A new £1.5 million salt barn in Cheshire will help to keep the region’s motorways and major A roads open this winter.
Highways England is storing more than 2,200 tonnes of salt in the new barn – enough to treat around 5,000 miles of motorway.
The new barn is around 40 metres wide and 8 metres high, which is equivalent to a row of eight terraced houses, and has been built just off the M6 close to Knutsford Services.
More than 41,000 tonnes of salt is currently being stored at 19 depots across the North West, and supplies will be topped up throughout the winter.
A total of 73 gritters and dozens of gritter drivers are also on standby in the region to start spreading salt when temperatures are forecast to dip below freezing.
Highways England’s severe weather manager Andrew Olive said: “The new salt barn at Knutsford will play a vital role in helping to keep the roads moving this winter. We care about people getting to their destinations safely and during any severe weather our teams will be working around the clock to keep traffic moving.
“We’re asking drivers to make sure they and their vehicles are also prepared. Before you set out, check your vehicle, the road conditions and the weather forecast.
“If conditions are poor, and journeys are not essential, consider waiting until the weather gets better – this should improve journeys, and give our gritters a chance to treat the roads.”
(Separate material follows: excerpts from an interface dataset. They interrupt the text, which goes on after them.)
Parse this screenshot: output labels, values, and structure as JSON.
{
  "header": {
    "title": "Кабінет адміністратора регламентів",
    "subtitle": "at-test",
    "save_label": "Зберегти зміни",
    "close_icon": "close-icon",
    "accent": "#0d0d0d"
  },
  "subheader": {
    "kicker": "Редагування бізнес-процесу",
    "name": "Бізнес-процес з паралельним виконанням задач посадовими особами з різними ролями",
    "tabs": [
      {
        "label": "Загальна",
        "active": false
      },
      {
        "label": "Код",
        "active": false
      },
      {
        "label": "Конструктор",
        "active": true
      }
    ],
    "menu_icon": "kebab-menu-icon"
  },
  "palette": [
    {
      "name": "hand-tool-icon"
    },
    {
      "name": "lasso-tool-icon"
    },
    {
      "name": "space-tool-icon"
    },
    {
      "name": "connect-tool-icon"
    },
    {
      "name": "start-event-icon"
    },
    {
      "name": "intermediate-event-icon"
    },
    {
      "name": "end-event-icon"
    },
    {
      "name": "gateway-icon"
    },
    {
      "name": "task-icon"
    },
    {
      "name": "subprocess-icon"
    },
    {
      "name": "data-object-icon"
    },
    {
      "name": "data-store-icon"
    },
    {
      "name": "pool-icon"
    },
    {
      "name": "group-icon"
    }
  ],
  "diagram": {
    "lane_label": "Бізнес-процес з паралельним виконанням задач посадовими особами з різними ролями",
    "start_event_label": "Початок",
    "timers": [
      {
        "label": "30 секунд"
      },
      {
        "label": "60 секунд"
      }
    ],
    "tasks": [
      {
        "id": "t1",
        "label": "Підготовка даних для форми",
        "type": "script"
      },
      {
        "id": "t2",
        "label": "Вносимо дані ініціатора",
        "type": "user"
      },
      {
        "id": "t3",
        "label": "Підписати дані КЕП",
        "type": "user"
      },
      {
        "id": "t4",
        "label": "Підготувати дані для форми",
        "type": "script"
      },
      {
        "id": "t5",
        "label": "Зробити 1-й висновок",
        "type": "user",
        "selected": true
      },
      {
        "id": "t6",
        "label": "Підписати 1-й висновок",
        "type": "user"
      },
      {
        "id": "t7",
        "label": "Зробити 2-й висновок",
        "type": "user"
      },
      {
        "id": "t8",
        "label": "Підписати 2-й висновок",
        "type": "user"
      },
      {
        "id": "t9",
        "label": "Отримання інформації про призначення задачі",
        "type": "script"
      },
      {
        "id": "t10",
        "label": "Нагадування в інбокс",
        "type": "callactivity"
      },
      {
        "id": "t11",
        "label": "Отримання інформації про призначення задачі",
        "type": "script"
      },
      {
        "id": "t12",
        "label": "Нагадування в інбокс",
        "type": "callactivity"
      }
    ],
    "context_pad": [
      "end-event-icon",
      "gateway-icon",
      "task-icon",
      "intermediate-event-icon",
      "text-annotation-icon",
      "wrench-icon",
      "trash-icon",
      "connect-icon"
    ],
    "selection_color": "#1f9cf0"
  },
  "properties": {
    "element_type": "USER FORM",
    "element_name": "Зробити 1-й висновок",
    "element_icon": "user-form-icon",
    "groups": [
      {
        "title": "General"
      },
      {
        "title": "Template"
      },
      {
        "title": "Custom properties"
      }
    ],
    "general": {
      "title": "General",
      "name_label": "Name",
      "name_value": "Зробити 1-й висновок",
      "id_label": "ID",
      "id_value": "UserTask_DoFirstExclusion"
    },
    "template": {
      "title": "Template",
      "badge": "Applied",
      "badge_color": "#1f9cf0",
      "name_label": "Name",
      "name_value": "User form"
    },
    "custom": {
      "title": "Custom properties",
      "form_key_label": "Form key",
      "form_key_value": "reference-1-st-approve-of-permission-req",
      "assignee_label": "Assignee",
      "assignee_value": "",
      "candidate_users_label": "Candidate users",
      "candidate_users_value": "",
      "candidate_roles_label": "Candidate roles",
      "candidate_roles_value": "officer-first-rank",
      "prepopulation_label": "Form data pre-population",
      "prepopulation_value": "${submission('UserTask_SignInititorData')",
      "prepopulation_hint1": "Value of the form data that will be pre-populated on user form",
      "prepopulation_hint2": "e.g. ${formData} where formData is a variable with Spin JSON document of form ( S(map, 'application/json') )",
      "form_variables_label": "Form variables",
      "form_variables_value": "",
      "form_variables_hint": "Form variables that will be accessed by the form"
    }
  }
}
Drivers are being asked to slow down in wintry conditions and to make sure they have a winter kit in their vehicles, including an ice scraper and de-icer, warm clothes and blankets, and sunglasses to cope with the low winter sun.
Highways England is also asking road users to take extra care in the temporary narrow lanes through the smart motorway roadworks on the M6 in Cheshire and M60 in Greater Manchester.
And drivers are being urged not to use the hard shoulder to undertake gritters, risking a collision with a stationary vehicle and causing a hazard when gritters try to come off at junctions.
Steve White is a gritter driver and maintenance worker at Balfour Beatty Mott Macdonald – Highways England’s operations and maintenance contractor in Cheshire. The 43-year-old from Preston Brook has been a gritter driver for 19 years.
He said: “The new barn is in a great location as it’s right next to the M6 so it’s really easy to load up the gritters and then get back out on the motorway.
“I’d encourage drivers to be patient with us when they see us on the roads this winter as we come off at junctions quite frequently, and obviously the road in front is safer once the salt has been spread.”
To help keep traffic moving, Highways England has nearly 130 winter service depots across the country, and more than 250 environmental sensor stations that provide real-time monitoring of road weather conditions and temperatures.
During severe weather, drivers are urged to follow this advice:
• In snow and ice, drivers should stick to the main roads where they can and only travel if necessary
• In high winds, there’s a particular risk to lorries, caravans and motorbikes, so drivers should slow down and avoid using exposed sections of road if possible
• In heavy rain, drivers should keep well back from the vehicle in front, gradually ease off the accelerator if the steering becomes unresponsive, and slow down if the rain and spray from vehicles makes it difficult to see and be seen
• In fog, drivers should switch on their fog lights and not use lights on full beam as the fog will reflect the light back. If you really cannot see, you should consider stopping until it is safe to continue
Drivers are advised to follow messages on the overhead electronic signs and listen to radio updates.
Further information can be found by visiting www.highways.gov.uk/traffic or calling the Highways England Information Line on 0300 123 5000.